He had spent so much of his life and effort persuading the government and great landowners not to destroy woodlands for farmland; to create protective nurseries fenced against the grazing of deer until the trees were mature enough to thrive unguarded. Not to wreck the plantation of the nation's future for quick profits in the iron forges.
Slowly Evelyn had made his case. And now he stared at the wreckage, the disheartening spectacle. It had happened at the worst time. The country was at war, fending off, as Evelyn saw it, the Catholic absolutism of Louis XIV.
Without oak for the hulls of the Navy's ships of the line, what would become of fortress England? "Sure I am," Evelyn wrote a little later, with only a year of his life remaining "that I still feel the dismal groans of our forests, that late hurricane having subverted so many thousands of goodly oaks, prostrating the trees, laying them in ghastly postures like whole regiments fallen in battle by the sword of the Conqueror.."
But if John Evelyn died thinking he had lost a battle against ferocious weather, his campaign for the oak would win a longer war. During the 18th Century, driven by the hunger for naval timber, planting began in earnest. Book after book urged landowners to do the patriotic - and profitable thing.
The very idea of Britain - a new idea - was planted with the acorns. In 1763 a disciple of Evelyn's, Roger Fisher, published Heart of Oak, The British Bulwark, in which he argued empires rose or fell depending on their abundance or dearth of the sovereign hardwood.
Even now, Fisher warned, with missionary passion, the gentry were squandering the future by leaving woodlands to be destroyed by animals protected for the hunt, frittering away the birthright of future Britons so they might fund their passions for "horses and dogs, wine and women, cards and folly".
"We are preying on our vitals," Fisher warned, "yet the bulk of the nation is insensible to it." It was left to the newly formed Royal Society for the Encouragement of the Arts to show the way, by offering prizes to those who planted most trees - supremely the oak - but also the softwood conifers used for masts.
Acorn fever took hold. The great Dukes - Bedford above all - vied for planting out acre after acre with oak. Naval officers on leave, like Collingwood, went around surreptitiously scattering acorns from holes in his breeches in the parks of his unsuspecting hosts. And the all-time champion was the lord-lieutenant of Cardiganshire, Colonel Thomas Johnes, who between 1795 and 1801 planted some 922,000 sturdy oaks.

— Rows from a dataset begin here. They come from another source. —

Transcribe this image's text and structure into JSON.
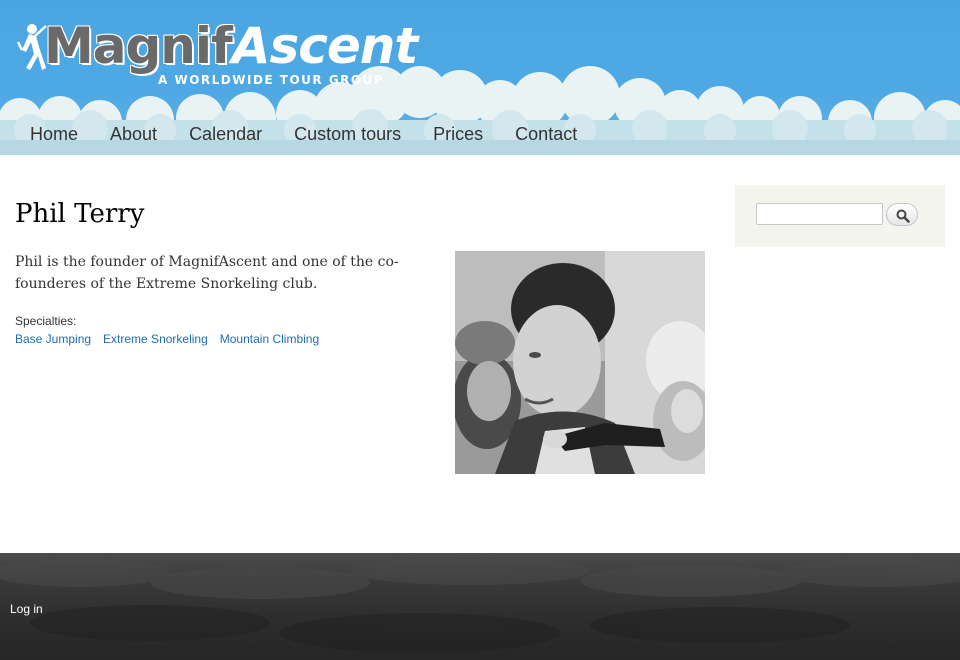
{
  "brand": {
    "name_part1": "Magnif",
    "name_part2": "Ascent",
    "tagline": "A WORLDWIDE TOUR GROUP",
    "colors": {
      "sky": "#4aa6e2",
      "link": "#1f6db5",
      "sidebar_bg": "#f4f4ef",
      "footer": "#333333"
    }
  },
  "nav": {
    "items": [
      {
        "label": "Home"
      },
      {
        "label": "About"
      },
      {
        "label": "Calendar"
      },
      {
        "label": "Custom tours"
      },
      {
        "label": "Prices"
      },
      {
        "label": "Contact"
      }
    ]
  },
  "main": {
    "title": "Phil Terry",
    "bio": "Phil is the founder of MagnifAscent and one of the co-founderes of the Extreme Snorkeling club.",
    "specialties_label": "Specialties:",
    "specialties": [
      {
        "label": "Base Jumping"
      },
      {
        "label": "Extreme Snorkeling"
      },
      {
        "label": "Mountain Climbing"
      }
    ]
  },
  "sidebar": {
    "search": {
      "value": "",
      "placeholder": "",
      "button_icon": "search-icon"
    }
  },
  "footer": {
    "login_label": "Log in"
  }
}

At the height of the oak mania, the tree came to stand for the survival of liberty. They were what, in Nelson's navy, stood between Britain and Bonaparte who no-one but the most slavish admirers thought was a friend of freedom. Romantic histories told their readers that liberty had been born, not with the Magna Carta, but in the ancient oak woods where the Druids had convened their sacred rites.
Certain very old trees whose huge but blasted trunks still sprouted a bit of greenery, like the Greendale Oak and the Cowthorpe Oak, were adopted as vegetable patriarchs of the British tradition and became popular sights for patriotic tourists.
The age of steam-driven ironclads ended the romance of the oak, or at least made it less a matter of indispensable national security. What was left were greenwood memories: a sense that in the endurance of a great oak was still embedded the longevity of our British culture.
Tell me you can run your hands over the rough bark and deep furrows of an oak trunk, or set the tongue-like leaves in your hand and not feel something of our history and I won't believe you.
So let's send a post-election message to our new government, shall we? Whatever else you have to cut, don't stint funds for research that will stop oak death in its tracks. To cut that would be to cut the timber of our patrimony. And you wouldn't want to do that now, would you?